Symptoms of spondylolisthesis include back pain, numbness or weakness in both legs.  In rare cases, it can lead to loss of bladder or bowel control.  Some people experience no symptoms or symptoms years after the bone slides forward. 

A lumbar spinal fusion surgery can also be necessary to remedy a rare condition called spondylolysis, which is affects mostly affects the fifth lumbar vertebra in the lower back.  Spondylolysis is a stress fracture in one of the vertebras of the back.  The vertebrae can also start shifting out of place if there is a severe stress fracture.  

All of these conditions can be diagnosed by x-rays of the lower back but an MRI or CT scan may be needed before treatment begins to see if the vertebra is pressing on nerves.  Initial treatment includes conservative therapy (anti-inflammatory medications) and taking a break from physical activities.  The surgeon may also recommend physical therapy or a back brace.  Injections and pain management may help temporarily and exercises could aid in stabilizing the core/trunk strength.  If the slippage continues to get worse or if the back does not respond to conservative therapy, a spinal fusion may be necessary.

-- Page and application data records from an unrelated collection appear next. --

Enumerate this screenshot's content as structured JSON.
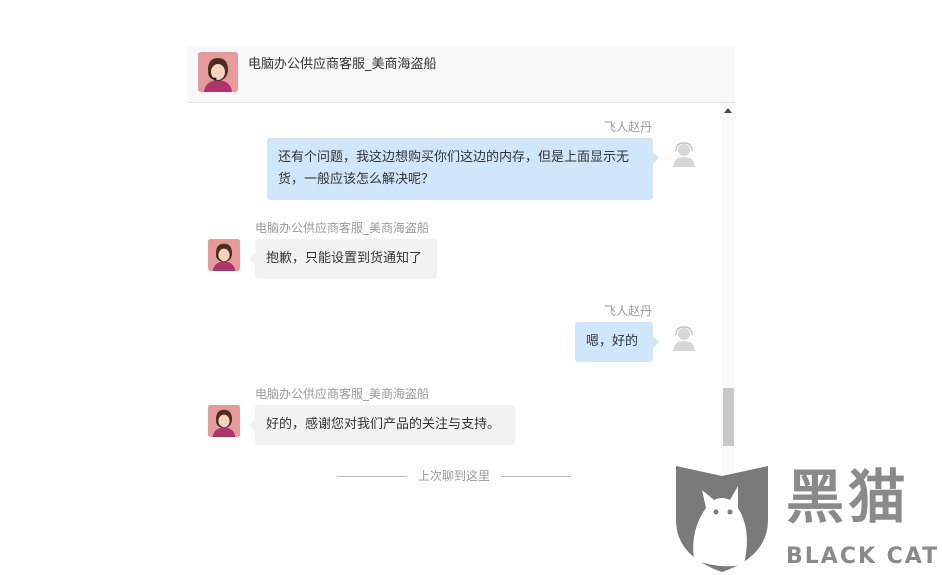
{
  "header": {
    "title": "电脑办公供应商客服_美商海盗船"
  },
  "messages": [
    {
      "sender": "飞人赵丹",
      "direction": "out",
      "text": "还有个问题，我这边想购买你们这边的内存，但是上面显示无货，一般应该怎么解决呢？"
    },
    {
      "sender": "电脑办公供应商客服_美商海盗船",
      "direction": "in",
      "text": "抱歉，只能设置到货通知了"
    },
    {
      "sender": "飞人赵丹",
      "direction": "out",
      "text": "嗯，好的"
    },
    {
      "sender": "电脑办公供应商客服_美商海盗船",
      "direction": "in",
      "text": "好的，感谢您对我们产品的关注与支持。"
    }
  ],
  "history_divider": "上次聊到这里",
  "watermark": {
    "cn": "黑猫",
    "en": "BLACK CAT"
  },
  "colors": {
    "outgoing_bubble": "#cfe6fb",
    "incoming_bubble": "#f2f2f2",
    "header_bg": "#f8f8f8",
    "avatar_bg": "#e79a9a"
  }
}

Surgery

During a spinal fusion procedure, two vertebrae are fused (joined) together to lock it into place (see spinal fusion surgery video above).  The spine is made up of vertebrae and between each vertebrae is an intervertebral disc which serves as support and helps keep the spine aligned properly.  If an intervertebral disc is damaged or herniated, it must be removed.  Once removed, the vertebrae don’t have support and therefore the two vertebrae must be fused to keep the spine aligned.  A bone graft helps grow new bone between the two discs, joining the two together.  For a spinal fusion, it is typically taken from pelvic bone or a cadaver. 

If a spinal fusion is necessary, more and more people are opting for minimally invasive surgery versus traditional surgery.  Minimally invasive spinal fusion causes less damage to surrounding tissues, which exposes less muscle for a quicker recovery and fewer spinal fusion surgery risks.  Using a microscope, the muscles are spread gently and the surgeon can work around them, reducing spinal fusion complications.  In addition to less muscle damage, minimally invasive spinal fusion results in a smaller incision, reduced blood loss, less pain, and a shorter stay.  The length of spinal fusion recovery time is also greatly reduced, as is the amount of narcotic pain medication needed.

There are three main types of minimally invasive spinal fusion, based on where damaged intervertebral disc is located.   ALIF, where the incision is through the abdomen, XLIF Spinal Fusion, through the side, and TLIF, through the back.

Spinal fusion surgery recovery time depends on the severity of the instability but usually consists of just one week of rest and downtime.  During the week, you’re up and walking, resting, and taking it easy. The next step is a few weeks of lighter activity, walking, and working and then by six weeks post op, some light exercise.